*** DATASET ENTRIES ***
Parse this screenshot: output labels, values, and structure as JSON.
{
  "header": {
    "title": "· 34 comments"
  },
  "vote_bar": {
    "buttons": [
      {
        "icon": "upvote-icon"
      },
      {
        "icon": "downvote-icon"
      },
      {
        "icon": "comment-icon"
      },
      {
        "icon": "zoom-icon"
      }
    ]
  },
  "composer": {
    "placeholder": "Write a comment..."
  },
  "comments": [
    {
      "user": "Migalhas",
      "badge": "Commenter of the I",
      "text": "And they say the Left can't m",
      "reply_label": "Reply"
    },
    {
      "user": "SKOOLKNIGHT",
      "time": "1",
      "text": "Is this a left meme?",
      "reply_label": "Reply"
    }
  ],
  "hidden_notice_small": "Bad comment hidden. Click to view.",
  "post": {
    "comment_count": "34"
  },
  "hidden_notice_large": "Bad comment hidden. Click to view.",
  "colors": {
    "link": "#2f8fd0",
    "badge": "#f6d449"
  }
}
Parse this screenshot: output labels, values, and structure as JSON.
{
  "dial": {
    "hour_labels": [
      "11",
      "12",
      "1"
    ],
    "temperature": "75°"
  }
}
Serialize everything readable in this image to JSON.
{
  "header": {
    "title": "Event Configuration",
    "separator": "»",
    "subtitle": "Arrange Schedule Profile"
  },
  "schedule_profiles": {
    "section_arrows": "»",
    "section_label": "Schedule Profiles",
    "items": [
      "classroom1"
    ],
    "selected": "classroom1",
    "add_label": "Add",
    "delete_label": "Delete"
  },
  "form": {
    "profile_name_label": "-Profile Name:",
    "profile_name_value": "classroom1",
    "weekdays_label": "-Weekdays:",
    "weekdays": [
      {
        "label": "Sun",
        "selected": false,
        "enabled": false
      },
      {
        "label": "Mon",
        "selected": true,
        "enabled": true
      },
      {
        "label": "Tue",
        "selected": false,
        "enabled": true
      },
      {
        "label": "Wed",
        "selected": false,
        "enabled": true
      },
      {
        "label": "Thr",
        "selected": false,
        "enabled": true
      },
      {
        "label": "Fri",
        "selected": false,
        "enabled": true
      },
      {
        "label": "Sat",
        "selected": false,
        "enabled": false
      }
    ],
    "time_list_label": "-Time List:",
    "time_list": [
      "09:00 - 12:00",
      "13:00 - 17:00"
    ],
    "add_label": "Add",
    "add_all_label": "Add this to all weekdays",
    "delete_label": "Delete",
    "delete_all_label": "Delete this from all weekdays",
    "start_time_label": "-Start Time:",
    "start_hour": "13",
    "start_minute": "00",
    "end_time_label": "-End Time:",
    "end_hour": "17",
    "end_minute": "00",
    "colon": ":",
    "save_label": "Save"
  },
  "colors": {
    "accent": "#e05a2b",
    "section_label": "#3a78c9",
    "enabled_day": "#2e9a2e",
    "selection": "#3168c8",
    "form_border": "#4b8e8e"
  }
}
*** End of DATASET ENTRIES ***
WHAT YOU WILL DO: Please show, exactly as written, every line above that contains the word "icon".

SOLUTION:
        "icon": "upvote-icon"
        "icon": "downvote-icon"
        "icon": "comment-icon"
        "icon": "zoom-icon"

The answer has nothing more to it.